The late Robert Wistrich described anti-Semitism as the longest hatred. It’s as prevalent today as it was more than 2,000 years ago and appears in countless guises. In view of the way we communicate nowadays, it’s arguably even more widespread than in the past. There hasn’t been a calamity in the world that hasn’t been blamed on the Jews and hardly a Jewish community that hasn’t been affected.
Even in modern-day Canada, anti-Semitic incidents occur regularly and there’s little to suggest that they’re fewer in number nowadays, even though they aren’t as lethal as in some other countries.

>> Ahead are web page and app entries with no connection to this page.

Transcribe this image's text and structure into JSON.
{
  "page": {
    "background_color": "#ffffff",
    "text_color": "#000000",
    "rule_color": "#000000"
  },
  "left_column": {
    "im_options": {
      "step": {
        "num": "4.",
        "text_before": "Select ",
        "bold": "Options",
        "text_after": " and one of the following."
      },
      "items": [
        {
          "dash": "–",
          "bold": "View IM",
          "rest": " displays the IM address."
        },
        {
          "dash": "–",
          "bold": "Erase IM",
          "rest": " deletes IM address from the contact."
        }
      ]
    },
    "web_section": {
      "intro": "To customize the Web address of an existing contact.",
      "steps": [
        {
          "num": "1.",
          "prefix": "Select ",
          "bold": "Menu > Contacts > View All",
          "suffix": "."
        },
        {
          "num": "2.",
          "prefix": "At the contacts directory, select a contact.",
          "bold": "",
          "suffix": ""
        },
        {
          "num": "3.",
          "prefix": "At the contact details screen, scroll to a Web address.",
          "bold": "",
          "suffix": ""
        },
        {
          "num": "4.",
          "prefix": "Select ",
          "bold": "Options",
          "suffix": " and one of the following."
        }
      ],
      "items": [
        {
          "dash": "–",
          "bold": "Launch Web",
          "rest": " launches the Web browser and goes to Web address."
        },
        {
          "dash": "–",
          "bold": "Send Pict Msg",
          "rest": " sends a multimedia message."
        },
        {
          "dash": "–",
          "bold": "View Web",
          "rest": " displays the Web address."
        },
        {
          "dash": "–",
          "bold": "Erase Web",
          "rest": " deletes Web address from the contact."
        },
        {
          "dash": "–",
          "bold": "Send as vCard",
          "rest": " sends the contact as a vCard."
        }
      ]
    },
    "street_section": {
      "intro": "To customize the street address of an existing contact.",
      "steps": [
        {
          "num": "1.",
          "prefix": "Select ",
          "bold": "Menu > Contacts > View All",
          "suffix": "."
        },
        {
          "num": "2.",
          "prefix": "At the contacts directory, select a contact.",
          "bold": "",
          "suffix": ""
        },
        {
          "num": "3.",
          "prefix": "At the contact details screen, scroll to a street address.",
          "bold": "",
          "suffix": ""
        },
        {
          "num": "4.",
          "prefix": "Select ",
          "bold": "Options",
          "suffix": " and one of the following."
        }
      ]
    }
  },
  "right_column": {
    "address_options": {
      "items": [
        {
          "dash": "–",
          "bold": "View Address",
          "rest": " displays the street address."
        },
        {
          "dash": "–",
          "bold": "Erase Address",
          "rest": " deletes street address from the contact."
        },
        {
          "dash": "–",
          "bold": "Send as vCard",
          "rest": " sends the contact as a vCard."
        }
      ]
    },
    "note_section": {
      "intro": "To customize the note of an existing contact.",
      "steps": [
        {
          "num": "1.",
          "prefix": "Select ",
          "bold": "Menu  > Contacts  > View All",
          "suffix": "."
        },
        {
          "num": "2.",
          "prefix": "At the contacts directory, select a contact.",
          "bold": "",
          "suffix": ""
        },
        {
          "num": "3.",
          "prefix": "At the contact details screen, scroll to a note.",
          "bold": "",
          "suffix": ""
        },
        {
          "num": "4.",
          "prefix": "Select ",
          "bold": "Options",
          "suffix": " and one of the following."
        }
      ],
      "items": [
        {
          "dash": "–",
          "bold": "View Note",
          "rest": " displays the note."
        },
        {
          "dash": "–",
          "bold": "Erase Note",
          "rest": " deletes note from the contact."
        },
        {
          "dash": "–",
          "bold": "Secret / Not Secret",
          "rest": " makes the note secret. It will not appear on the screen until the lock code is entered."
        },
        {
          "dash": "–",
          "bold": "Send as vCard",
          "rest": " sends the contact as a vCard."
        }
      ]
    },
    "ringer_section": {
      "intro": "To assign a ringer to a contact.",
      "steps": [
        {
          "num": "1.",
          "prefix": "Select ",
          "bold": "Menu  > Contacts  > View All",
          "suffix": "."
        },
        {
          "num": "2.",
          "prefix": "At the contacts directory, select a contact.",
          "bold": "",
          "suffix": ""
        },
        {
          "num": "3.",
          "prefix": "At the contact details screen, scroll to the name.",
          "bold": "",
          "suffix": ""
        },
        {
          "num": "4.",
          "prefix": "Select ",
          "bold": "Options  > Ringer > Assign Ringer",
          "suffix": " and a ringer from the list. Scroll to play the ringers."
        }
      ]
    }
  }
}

Recent allegations made by Poland’s prime minister that Jews co-operated with the Nazis may have been technically accurate in some individual cases, but according to reputable Holocaust scholars, he used it to distort history and to justify recent anti-Jewish legislation that was passed in his country. It’s anti-Semitism in yet another disguise.
Russian President Vladimir Putin’s “speculation” that those who interfered with the U.S. presidential election might have been American Jews of Russian descent is just a modern variation on the perennial lie that the Jews are the cause of all the evil in the world. In the past, Jews were blamed for killing Jesus and spreading the Black Death. Today, we’re are blamed for meddling in democratic elections.
And then there’s Israel. Though criticism of its policies may be justified at times, the international BDS campaign is yet another way of attacking Jews, this time in the guise of human rights.
Anti-Semitic policies can even be found in places where Jews are virtually non-existent. Iceland is a case in point. It has a population of 335,000 and a Jewish community of only 250. Yet a “progressive” parliamentarian there has taken it upon herself to try to ban Jewish ritual circumcision – not on anti-Semitic grounds, of course, but for “humanitarian” reasons.
Writing in Spiked magazine, Frank Furedi, a retired professor at the University of Kent in the U.K., urged Iceland to “stop this moral crusade against circumcision.” He reminds readers that this “is only the latest version of a more than 2,000-year-long crusade against the right of Jewish people to circumcise their sons.”
His reference is to the Seleucid Emperor Antiochus’ decree in 167 BCE that forbade Jews from circumcising their sons, as part of his campaign to destroy Jewish life. The Maccabees rebelled against it. We now celebrate Hanukkah to remind ourselves of, and guard against, the longest hatred.
According to Furedi, “Throughout history, the ‘circumcised Jew’ has been a subject of vilification. During the 15th century, Christian suspicion of the Jew often focused on the ritual of circumcision. This obsession led to the emergence of the blood libel, when it was suggested that Jews coveted the blood of ritually murdered Christians for its healing effect when applied to wounds of circumcision.”
The current campaign in Iceland is being done in the name of children’s rights. “But there is no such thing as children’s rights,” Furedi insists. “People having rights presupposes their capacity to exercise them. Since children are not able to exercise their rights, it will fall on kindly people to campaign on their behalf.” In this case, the kindly people seem to be hiding behind an anti-Semitic policy that has been used to attack Jews for millennia.
And in several countries, anti-Semitism is masquerading as campaigns for animal rights. Attacks on kosher slaughter are of that ilk.
Proponents of anti-kosher slaughter and anti-circumcision laws often say that they are opposed to religion in general, not Judaism in particular. They point to Muslim dietary laws and Islam’s practice of circumcising boys (and, in many cases, girls, as well). But would Muslims be under attack had Jews not been involved?
Liberal-minded Jews must not be duped into believing that circumcision is the same as female genital mutilation. This false equivalency is just another manifestation of the longest hatred.